chapter
INTRODUCTION
Pages 4

Recent research into the physiology of listening establishes that we do not simply bear' all the sounds generated by others because of the canplexity of the auditory system which is always selecting, sifting, makin~ sense of and interpreting a wide variety of acoustic signals. This finding, applied to fields of linguistics, literature and popular culture, forms the basis of tlie book. The first essay, ranging over literary and linguistic concerns, sets out the theoretical argurrent that listeners and readers alike have 'intentions', and as a consequence they govern the direction of conversation, social behavi~ur, and the 'meaning' of a work of imaqinative literature. Sarething of what can happen to these signa 1 s in the interactiona 1 context of everyday lanquage use is considered in the following essay which examines the nature of carmunicati ve breakdown between speakers frcro different dialect backgrounds. This exercise in 'applied sociolinguistics' enables the author to address the major theoretical issue of how hearers use linguistic and contextual knowledge to interpret utterances in context. The range of possible outcares to cuLrnUnication attempts is shaped by the evolving dynamism of verbal exchange but cannot be directly investigated. A study of what has gone wrong when communication breaks down or where there have been 'rrUsunderstandings' provides one way of overccroing this

Introduction

Such is the fundamental nature of an idea that recipients are creative, that we believe a completely different collection of essays and approaches could have been made. The role of the listener whether as iudge, iuror or witness ha5 important ramifications for our legal system, for example. 'classical' music should be and sometimes is, analysed from the point of view of what is heard by an individual rather than from the sounds that are producgct by instruments in concert. The work of Ernst Gambrich in the field of art history stresses the importance of visual conventions which affect the artist and more interestingly the viewer. In film studies the investigation of semiotics - the science of signals - has demonstrated that the watcher is affected by many codes provided by a film, but there is little to prevent an analyst approaching such a subject from an interest in how the view=r is in fact involved not in perceiving patterns but

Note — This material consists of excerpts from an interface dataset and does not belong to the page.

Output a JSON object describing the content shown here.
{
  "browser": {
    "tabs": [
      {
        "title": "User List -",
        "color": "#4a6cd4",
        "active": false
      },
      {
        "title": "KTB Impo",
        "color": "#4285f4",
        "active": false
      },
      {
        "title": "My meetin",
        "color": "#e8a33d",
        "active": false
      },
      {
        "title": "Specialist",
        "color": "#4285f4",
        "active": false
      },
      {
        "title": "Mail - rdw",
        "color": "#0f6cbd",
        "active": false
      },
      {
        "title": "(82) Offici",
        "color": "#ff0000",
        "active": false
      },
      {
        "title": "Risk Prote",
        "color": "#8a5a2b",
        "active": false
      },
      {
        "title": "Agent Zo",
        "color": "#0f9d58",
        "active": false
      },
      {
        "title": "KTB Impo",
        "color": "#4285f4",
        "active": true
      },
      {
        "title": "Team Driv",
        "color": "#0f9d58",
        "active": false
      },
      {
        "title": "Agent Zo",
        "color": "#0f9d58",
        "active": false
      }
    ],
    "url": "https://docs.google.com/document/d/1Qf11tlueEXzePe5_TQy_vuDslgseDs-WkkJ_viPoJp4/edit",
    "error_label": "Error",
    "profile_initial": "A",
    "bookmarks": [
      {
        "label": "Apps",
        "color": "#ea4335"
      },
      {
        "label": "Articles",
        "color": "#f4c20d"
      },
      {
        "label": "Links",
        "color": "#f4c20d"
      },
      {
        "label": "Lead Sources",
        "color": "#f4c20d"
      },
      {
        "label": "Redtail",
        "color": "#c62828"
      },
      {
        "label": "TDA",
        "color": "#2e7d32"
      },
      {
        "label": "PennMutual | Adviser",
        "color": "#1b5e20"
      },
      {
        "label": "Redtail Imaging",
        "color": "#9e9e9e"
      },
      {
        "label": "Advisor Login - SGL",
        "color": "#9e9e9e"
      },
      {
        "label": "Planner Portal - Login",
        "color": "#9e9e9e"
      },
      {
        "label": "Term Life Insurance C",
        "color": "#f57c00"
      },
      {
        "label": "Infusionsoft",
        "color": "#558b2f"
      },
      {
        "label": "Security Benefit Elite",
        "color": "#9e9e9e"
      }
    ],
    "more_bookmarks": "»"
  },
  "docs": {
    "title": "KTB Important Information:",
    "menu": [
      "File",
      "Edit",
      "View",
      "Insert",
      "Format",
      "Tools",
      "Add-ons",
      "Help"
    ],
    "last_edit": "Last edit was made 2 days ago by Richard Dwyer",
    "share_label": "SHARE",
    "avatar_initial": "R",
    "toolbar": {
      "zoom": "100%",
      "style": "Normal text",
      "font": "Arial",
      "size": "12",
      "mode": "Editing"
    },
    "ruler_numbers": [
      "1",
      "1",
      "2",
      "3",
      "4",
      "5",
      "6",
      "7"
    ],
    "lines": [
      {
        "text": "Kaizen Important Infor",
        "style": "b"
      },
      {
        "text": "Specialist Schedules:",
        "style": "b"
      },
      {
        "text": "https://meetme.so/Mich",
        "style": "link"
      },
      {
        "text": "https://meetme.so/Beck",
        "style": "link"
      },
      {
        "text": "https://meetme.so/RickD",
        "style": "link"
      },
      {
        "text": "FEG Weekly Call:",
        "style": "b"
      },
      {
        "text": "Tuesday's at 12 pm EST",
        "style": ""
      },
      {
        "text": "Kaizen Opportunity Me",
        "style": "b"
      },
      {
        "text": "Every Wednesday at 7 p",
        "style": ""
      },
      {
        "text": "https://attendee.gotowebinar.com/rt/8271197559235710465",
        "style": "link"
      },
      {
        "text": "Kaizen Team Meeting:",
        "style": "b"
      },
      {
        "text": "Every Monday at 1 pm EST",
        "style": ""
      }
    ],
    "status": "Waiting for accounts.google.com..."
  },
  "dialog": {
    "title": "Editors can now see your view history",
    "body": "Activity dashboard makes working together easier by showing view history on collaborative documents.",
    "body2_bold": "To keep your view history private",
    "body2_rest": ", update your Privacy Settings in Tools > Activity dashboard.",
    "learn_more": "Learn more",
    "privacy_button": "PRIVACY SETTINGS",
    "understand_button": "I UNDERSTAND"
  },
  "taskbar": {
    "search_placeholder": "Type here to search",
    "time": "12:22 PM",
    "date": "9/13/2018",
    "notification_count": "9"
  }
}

in creating or 'proiecting' them, interpreting actively by bringing to bear indi vidua 1 experience and expectations. Just as we hear what we are predisposed to hear, so there is evidence that we see what we want to. The idea could well be applied in alnost any field of knowledge - politics could be studied fran the point of view of how pc7Ner is perceived rather than how it is exercised; history fran an analysis of how events are the cumulative creation of many participants at all levels rather than the imposition of constitutional changes by institutions and 'great rren'; psychology could concentrate not upon daninance and 'repression' but upon the creativity of vulnerability. We had hoped to include an essay on co-counselling, an area in which active listening as a pre 1 ude to sensitive responsiveness is not provocative but axianatic. Analogies can be made in scientific fields such as quantum physics, crystallography, relativity and uncertainty theory (to narre only a few), where the active participation of the apparently 'passive' experimenter is crucial to what is observed.